> **Website and app data records**:
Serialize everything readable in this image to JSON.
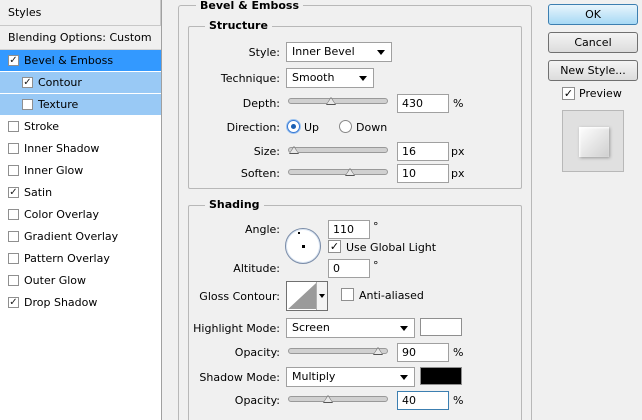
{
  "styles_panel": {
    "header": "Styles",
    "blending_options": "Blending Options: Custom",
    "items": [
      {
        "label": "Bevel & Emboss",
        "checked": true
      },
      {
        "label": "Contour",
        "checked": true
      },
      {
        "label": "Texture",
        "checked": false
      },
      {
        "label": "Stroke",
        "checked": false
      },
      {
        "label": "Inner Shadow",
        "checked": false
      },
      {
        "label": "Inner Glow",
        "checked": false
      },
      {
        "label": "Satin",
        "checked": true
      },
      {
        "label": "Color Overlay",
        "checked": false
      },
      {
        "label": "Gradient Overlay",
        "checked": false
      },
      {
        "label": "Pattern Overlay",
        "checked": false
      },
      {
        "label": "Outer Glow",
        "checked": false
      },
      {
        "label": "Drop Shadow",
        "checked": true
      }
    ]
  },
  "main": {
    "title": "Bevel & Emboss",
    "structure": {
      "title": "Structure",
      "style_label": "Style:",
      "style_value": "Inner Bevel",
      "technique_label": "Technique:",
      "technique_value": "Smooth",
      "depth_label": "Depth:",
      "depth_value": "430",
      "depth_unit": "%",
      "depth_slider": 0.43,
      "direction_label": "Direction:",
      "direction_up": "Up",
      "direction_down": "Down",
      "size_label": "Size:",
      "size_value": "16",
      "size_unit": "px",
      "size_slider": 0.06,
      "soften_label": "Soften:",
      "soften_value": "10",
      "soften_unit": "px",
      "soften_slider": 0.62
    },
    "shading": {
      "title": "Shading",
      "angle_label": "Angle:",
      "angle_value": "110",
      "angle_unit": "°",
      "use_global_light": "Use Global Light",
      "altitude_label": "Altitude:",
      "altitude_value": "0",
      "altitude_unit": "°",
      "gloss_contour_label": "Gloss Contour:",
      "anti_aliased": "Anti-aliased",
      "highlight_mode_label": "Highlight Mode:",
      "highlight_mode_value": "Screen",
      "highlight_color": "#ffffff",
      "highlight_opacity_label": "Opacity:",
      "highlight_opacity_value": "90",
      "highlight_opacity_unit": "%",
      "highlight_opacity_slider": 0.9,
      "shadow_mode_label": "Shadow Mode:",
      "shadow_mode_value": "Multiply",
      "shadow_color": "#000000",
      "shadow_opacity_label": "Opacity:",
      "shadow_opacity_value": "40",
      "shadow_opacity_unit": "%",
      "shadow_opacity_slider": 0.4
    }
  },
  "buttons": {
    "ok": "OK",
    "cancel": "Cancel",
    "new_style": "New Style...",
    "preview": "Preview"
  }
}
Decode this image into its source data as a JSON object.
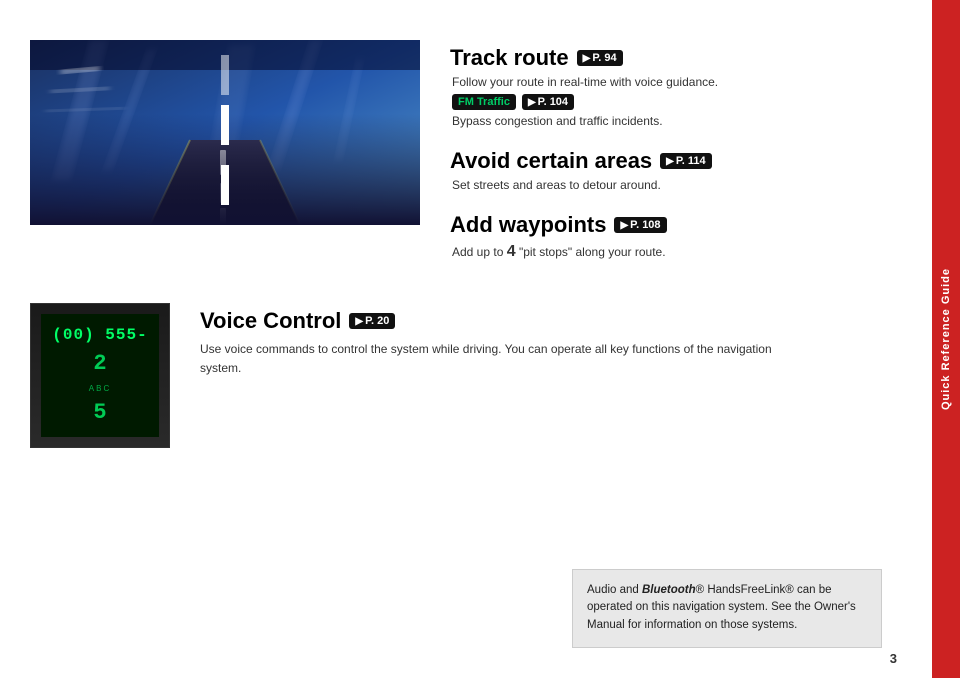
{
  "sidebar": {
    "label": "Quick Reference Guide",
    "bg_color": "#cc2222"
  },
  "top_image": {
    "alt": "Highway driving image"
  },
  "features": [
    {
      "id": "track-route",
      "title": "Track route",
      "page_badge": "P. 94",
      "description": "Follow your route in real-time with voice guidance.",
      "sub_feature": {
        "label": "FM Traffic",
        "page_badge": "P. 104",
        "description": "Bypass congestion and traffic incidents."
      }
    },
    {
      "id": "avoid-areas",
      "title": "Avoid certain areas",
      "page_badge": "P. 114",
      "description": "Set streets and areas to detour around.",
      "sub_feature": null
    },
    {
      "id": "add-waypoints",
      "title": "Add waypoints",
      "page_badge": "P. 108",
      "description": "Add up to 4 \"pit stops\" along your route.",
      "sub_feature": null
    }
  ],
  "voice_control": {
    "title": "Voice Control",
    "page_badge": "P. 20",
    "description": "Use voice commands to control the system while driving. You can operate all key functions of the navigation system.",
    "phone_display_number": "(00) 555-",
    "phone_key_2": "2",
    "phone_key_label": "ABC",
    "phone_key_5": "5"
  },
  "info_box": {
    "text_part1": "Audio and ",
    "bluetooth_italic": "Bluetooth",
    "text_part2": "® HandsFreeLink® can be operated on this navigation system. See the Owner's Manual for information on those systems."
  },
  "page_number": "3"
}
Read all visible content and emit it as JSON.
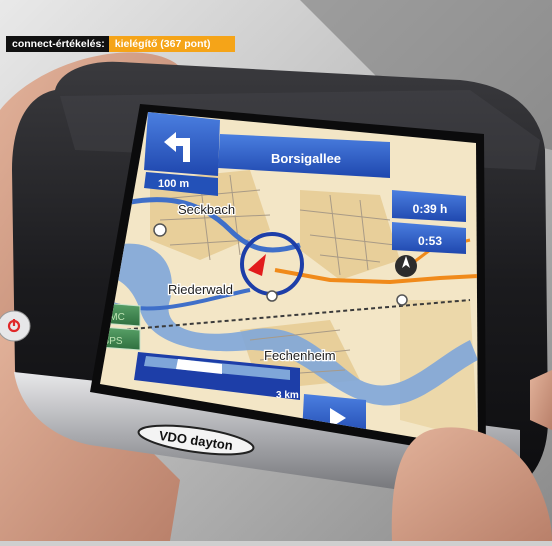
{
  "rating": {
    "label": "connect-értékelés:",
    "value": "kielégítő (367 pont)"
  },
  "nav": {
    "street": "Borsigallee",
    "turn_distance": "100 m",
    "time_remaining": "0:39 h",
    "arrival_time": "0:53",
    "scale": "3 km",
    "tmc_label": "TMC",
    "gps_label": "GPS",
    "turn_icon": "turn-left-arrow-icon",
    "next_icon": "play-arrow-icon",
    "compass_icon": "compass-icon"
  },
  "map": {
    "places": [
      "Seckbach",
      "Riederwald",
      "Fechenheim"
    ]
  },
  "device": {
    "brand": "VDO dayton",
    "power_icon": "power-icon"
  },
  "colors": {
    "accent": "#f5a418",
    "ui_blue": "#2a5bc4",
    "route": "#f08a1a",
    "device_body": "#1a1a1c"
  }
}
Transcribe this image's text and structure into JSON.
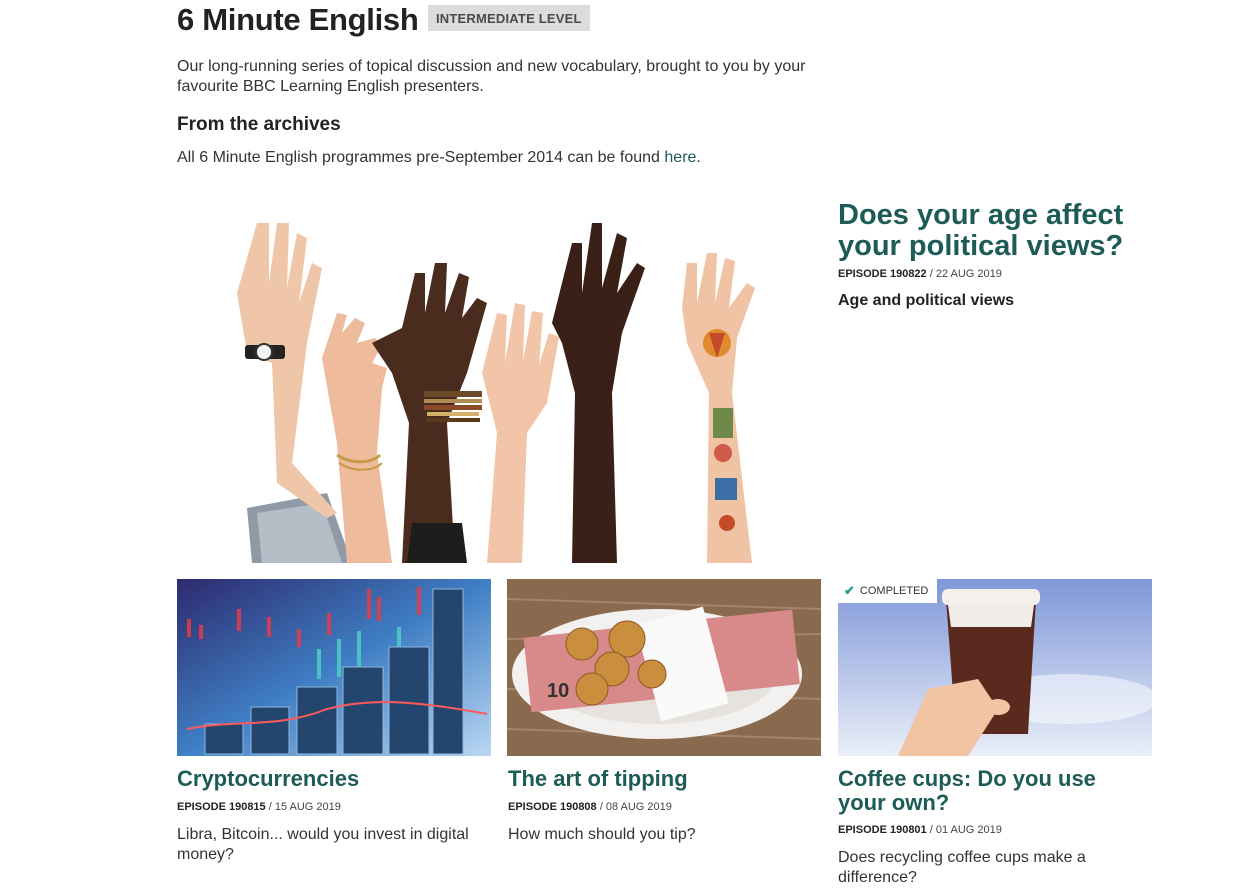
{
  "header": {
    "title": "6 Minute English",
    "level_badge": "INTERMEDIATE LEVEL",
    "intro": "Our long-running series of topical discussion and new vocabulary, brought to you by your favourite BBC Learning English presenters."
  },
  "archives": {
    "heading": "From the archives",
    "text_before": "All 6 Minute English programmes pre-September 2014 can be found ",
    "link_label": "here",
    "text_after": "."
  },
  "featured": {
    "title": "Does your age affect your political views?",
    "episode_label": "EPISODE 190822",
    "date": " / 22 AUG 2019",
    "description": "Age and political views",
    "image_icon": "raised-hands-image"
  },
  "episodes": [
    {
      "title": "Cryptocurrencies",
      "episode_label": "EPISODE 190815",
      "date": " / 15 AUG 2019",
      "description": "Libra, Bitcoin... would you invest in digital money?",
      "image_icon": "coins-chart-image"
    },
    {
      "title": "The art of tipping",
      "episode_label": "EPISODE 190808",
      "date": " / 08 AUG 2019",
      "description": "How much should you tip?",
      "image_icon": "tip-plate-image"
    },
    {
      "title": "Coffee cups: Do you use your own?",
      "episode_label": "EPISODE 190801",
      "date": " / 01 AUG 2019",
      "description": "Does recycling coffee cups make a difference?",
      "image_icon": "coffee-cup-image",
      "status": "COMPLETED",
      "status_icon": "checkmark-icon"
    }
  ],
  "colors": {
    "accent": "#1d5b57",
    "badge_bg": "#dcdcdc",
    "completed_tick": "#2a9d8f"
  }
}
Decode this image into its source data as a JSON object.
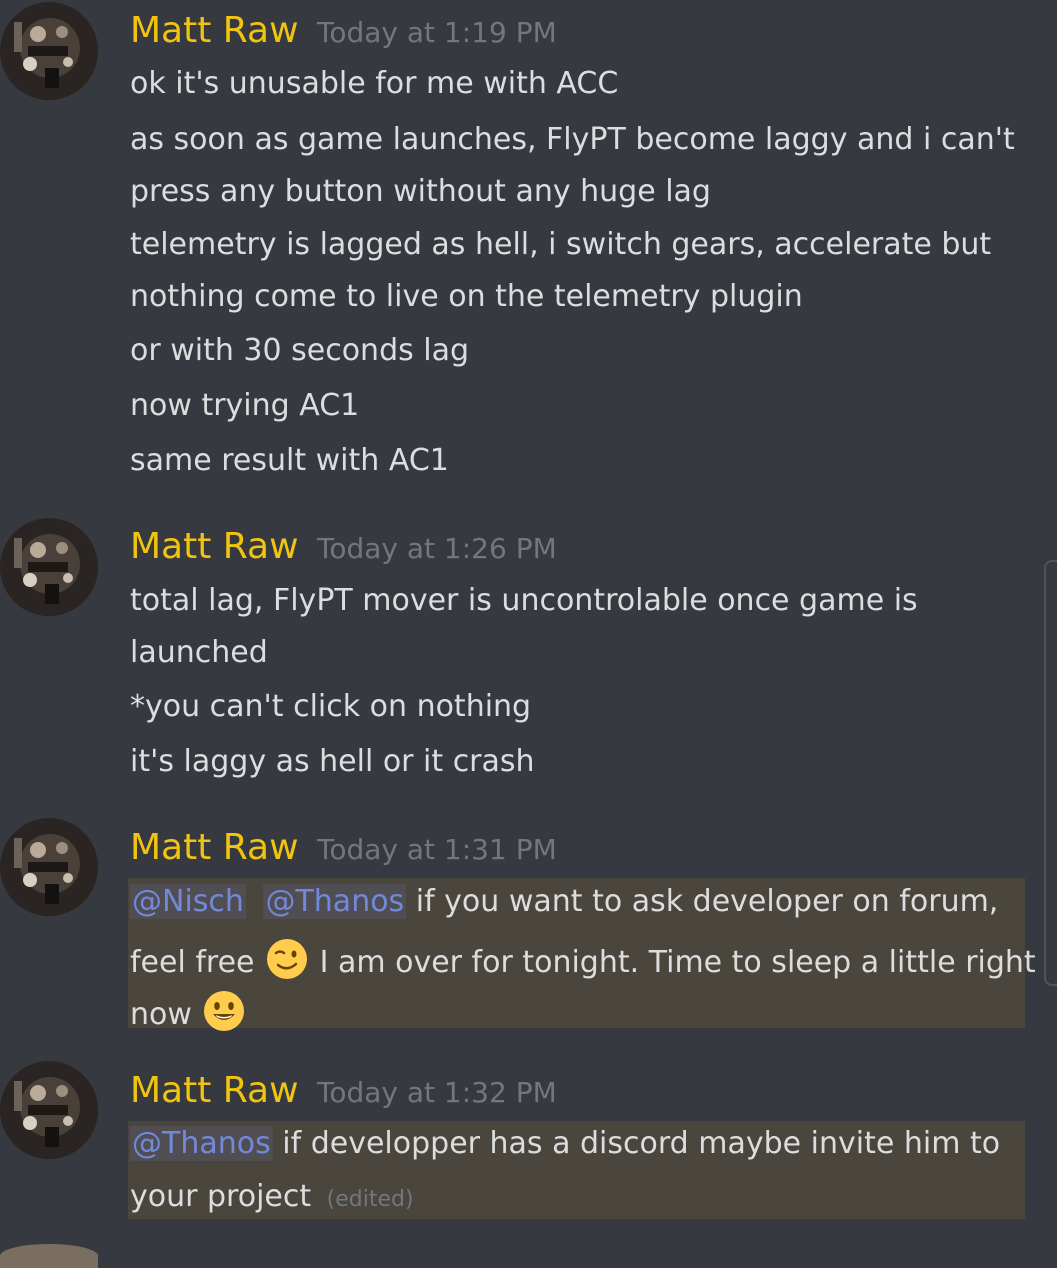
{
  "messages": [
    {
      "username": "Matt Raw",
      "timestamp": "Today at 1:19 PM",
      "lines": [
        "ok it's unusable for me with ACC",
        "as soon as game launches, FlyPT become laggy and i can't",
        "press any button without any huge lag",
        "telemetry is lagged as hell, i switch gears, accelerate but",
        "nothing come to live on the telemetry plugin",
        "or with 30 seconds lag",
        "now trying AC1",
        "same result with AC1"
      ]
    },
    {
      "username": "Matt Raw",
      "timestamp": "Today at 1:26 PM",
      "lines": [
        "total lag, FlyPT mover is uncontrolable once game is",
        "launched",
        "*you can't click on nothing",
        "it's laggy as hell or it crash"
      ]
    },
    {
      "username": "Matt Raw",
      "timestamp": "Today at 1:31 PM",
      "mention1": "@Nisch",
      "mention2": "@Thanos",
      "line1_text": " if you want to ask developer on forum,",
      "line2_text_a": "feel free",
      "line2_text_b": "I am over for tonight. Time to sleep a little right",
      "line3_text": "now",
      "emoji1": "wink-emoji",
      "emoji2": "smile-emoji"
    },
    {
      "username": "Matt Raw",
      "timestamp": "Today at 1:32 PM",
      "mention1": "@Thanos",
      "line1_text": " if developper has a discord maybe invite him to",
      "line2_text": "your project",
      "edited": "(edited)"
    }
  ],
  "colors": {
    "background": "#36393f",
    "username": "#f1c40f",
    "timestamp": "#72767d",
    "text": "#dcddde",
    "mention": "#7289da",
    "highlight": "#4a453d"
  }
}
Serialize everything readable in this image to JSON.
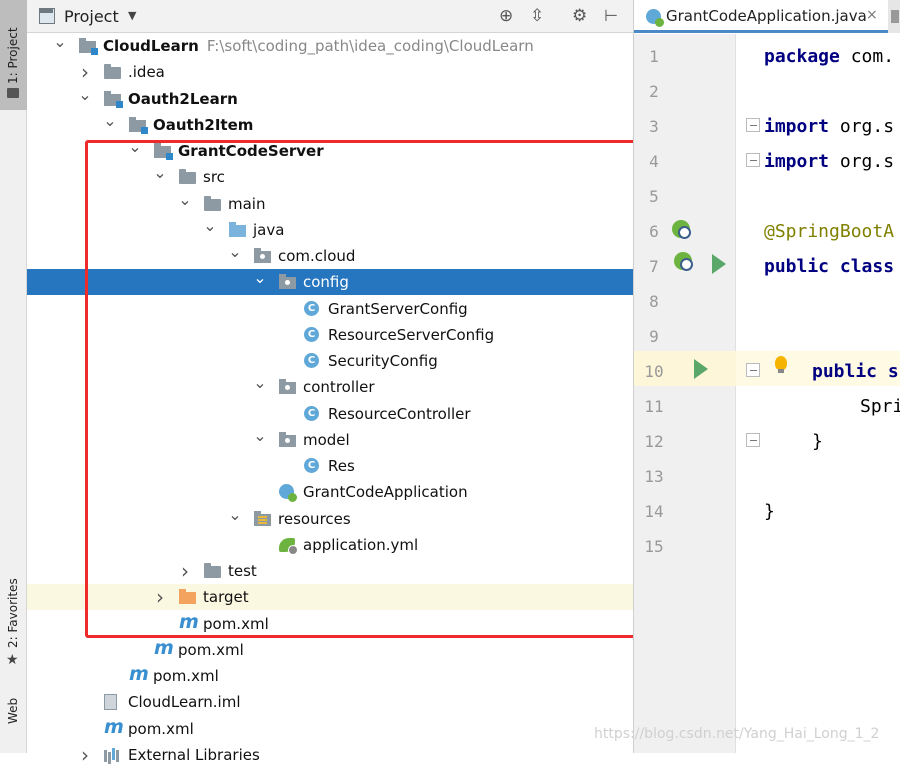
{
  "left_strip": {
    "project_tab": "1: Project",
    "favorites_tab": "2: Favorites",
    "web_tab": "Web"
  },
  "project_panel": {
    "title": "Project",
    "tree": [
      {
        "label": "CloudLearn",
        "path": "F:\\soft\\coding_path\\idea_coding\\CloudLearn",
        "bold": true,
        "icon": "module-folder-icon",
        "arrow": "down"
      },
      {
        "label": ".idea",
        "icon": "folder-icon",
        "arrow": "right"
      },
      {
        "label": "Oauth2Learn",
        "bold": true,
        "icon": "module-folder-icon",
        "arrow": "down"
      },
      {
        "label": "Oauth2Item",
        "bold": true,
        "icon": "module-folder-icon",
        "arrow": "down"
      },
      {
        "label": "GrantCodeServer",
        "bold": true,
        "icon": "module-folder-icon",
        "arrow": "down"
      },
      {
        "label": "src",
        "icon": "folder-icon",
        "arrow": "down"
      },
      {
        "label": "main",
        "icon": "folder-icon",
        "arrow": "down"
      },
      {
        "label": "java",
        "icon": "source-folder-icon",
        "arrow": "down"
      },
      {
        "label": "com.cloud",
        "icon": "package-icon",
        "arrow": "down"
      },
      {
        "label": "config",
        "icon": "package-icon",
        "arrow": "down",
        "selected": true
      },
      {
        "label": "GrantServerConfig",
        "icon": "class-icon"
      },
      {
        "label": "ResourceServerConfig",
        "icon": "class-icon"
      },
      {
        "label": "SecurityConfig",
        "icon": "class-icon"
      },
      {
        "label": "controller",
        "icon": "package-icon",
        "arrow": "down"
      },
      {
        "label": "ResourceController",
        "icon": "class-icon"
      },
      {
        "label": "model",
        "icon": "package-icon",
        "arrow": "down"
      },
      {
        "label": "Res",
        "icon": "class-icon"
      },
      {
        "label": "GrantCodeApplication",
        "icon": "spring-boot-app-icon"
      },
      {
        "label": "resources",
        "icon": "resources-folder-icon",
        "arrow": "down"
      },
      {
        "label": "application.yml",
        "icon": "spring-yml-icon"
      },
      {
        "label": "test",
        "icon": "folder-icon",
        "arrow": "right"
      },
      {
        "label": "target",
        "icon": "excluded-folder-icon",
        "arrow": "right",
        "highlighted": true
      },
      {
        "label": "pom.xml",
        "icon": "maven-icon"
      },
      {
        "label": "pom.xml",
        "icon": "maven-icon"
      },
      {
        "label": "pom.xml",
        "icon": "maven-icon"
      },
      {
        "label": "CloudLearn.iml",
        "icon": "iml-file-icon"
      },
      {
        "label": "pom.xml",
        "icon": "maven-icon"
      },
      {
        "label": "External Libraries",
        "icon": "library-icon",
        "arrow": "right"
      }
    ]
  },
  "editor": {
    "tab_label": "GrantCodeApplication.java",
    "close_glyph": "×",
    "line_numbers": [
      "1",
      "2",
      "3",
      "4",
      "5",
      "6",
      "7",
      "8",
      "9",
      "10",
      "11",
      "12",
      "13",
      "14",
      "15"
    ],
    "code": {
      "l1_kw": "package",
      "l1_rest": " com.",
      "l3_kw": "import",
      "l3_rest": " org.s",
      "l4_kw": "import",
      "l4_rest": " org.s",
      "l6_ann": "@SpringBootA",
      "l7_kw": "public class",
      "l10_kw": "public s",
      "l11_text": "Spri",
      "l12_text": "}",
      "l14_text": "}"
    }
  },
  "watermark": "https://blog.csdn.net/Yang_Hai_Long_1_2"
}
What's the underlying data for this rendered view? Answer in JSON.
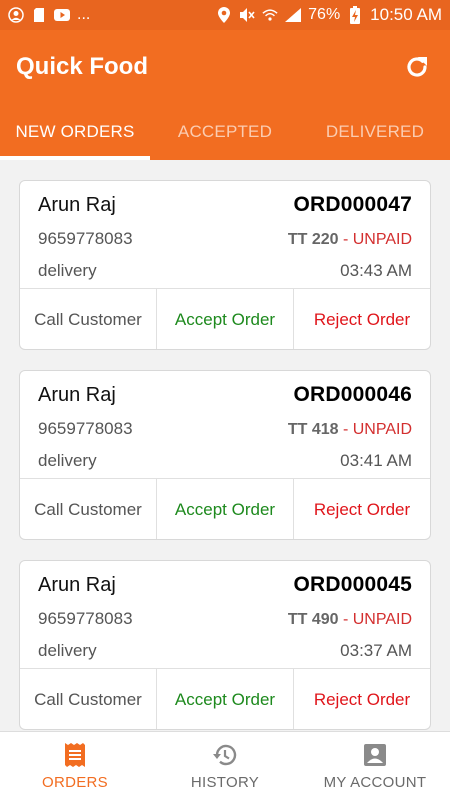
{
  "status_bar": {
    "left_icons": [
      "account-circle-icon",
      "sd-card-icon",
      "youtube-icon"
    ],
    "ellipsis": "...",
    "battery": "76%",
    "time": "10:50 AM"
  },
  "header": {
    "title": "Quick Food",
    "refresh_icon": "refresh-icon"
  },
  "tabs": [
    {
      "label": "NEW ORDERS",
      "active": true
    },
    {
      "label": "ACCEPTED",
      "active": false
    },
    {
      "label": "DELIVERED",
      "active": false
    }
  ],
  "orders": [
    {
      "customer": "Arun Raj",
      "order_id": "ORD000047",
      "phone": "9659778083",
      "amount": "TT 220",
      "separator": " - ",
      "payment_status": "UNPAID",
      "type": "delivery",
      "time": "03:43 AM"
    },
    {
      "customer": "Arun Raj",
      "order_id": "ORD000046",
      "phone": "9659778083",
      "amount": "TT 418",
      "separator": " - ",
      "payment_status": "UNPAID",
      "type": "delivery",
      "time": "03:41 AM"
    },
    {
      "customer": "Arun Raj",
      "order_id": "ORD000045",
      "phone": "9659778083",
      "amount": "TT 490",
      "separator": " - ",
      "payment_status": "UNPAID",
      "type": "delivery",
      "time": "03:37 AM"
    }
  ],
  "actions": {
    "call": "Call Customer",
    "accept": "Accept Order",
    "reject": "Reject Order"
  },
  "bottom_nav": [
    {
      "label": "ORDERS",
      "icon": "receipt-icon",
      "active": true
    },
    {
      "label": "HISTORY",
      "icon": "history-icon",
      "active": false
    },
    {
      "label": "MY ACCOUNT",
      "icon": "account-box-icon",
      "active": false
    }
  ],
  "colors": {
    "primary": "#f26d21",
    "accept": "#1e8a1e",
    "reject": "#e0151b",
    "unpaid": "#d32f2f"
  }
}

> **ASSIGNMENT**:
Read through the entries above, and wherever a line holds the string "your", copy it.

> **RESPONSE BOX**:
      "description": "Follow your route in real-time with voice guidance.",
      "description": "Add up to 4 \"pit stops\" along your route.",
    "intro": "Our long-running series of topical discussion and new vocabulary, brought to you by your favourite BBC Learning English presenters."
    "title": "Does your age affect your political views?",
      "title": "Coffee cups: Do you use your own?",
      "line2_text": "your project",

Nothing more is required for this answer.